There are a lot of things that I don't like about society, but if there's one thing which gets me every time; it's breaking promises.
"Oh, I PROMISE I'll call tonight!" And then no call is received.
"I promise we'll meet up this week!" And then no meet up is planned.
"I promise to come over Saturday for the project!" And then you're stuck alone finishing the project.
I think that gives you an idea. There are different kinds of promises, but I think overall, unless you were blackmailed, or too young/ inebriated/ high to make sense of a promise, promises should be fulfilled. And yes, I said inebriated instead of "drunk."
You don't just say one thing and do another. It's not right.
Remember those pinky promises that we'd all make when we were six? What happened to the sincerity in that?
You can see unfulfilled promises everywhere. From gimmicks on advertisements, to lies from people. When does it stop?
I particularly hate it when there are two sides to a promise.
Amy and Beth are doing a partner project due in a week.
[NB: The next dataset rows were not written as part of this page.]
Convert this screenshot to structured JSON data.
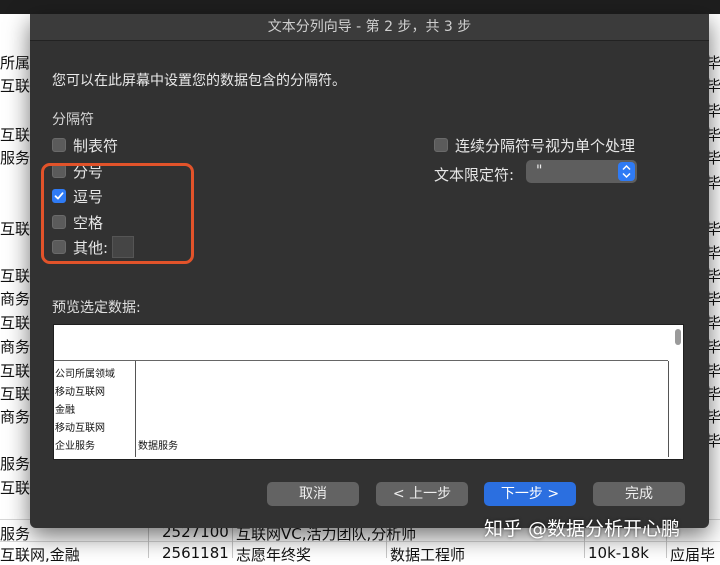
{
  "background_sheet": {
    "left_fragments": [
      "所属",
      "互联",
      "互联",
      "服务",
      "互联",
      "互联",
      "商务",
      "互联",
      "商务",
      "互联",
      "互联",
      "商务",
      "服务",
      "互联",
      "服务",
      "互联网"
    ],
    "right_fragments": [
      "毕",
      "毕",
      "毕",
      "毕",
      "毕",
      "毕",
      "毕",
      "毕",
      "毕",
      "毕",
      "毕",
      "毕",
      "毕",
      "毕",
      "毕",
      "毕"
    ],
    "bottom_rows": [
      {
        "cells": [
          "服务",
          "2527100",
          "互联网VC,活力团队,分析师",
          "",
          ""
        ]
      },
      {
        "cells": [
          "互联网,金融",
          "2561181",
          "志愿年终奖",
          "数据工程师",
          "10k-18k",
          "应届毕"
        ]
      }
    ]
  },
  "dialog": {
    "title": "文本分列向导 - 第 2 步，共 3 步",
    "instruction": "您可以在此屏幕中设置您的数据包含的分隔符。",
    "separator_heading": "分隔符",
    "delimiters": [
      {
        "label": "制表符",
        "checked": false
      },
      {
        "label": "分号",
        "checked": false
      },
      {
        "label": "逗号",
        "checked": true
      },
      {
        "label": "空格",
        "checked": false
      },
      {
        "label": "其他:",
        "checked": false
      }
    ],
    "consecutive_label": "连续分隔符号视为单个处理",
    "consecutive_checked": false,
    "text_qualifier_label": "文本限定符:",
    "text_qualifier_value": "\"",
    "preview_label": "预览选定数据:",
    "preview_rows": [
      [
        "公司所属领域",
        ""
      ],
      [
        "移动互联网",
        ""
      ],
      [
        "金融",
        ""
      ],
      [
        "移动互联网",
        ""
      ],
      [
        "企业服务",
        "数据服务"
      ]
    ],
    "buttons": {
      "cancel": "取消",
      "back": "< 上一步",
      "next": "下一步 >",
      "finish": "完成"
    },
    "highlight_color": "#e2532a",
    "accent_color": "#2b6fe0"
  },
  "watermark": "知乎 @数据分析开心鹏"
}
Amy promises to write everything onto the poster and Beth promises to research everything. Wednesday comes around and Amy asks Beth if she finished the research. Beth says she didn't. Come Thursday, Amy asks again, and Beth apologizes and says that she's still not done. Beth then promises to go over to Amy's house to finish the project. Amy waits till eight, calls Beth a couple times, but receives no answer. In the end, Amy is forced to research everything and write everything onto the poster by herself.
In stories like these, people like Beth get the grade without doing the work. I've been in situations like these, but one time it was taken too far. (This was also the last time I let someone take the advantage.)
I was doing a project with a girl. It was a creative project, in which we had to create a comic strip. We decided that I would draw and she would color and trace. We planned a little bit together, but I thought up most of the comic strip. Then came the day it was due, and my partner hasn't colored anything. I had spent some of my own time coloring, and expected her to at least do so much. But no. In a free period, I saw her and told her to come help me color. She never showed, and I ended up finishing it. And rushing it. In the end, as I ran to my class to hand it in before the day was over, the teacher reminded me to put my name on it.
I did. But I only put my name on it.
When my partner for the project was confronted, I said nothing. And when she asked me about it, I simply said she didn't help me. Which was completely and utterly true. Why should she get any credit if she didn't do any work? She didn't get the grade, either.
Revenge is a dish best served cold...really, really cold.'
But as you can see, I have strong feelings when it comes to promises, or keeping ends of deals.
So the next time you decide to ignore a project, or your partner decides to ignore a project; just remember: you never know how much it'll cost you.
Cue the evil laughter.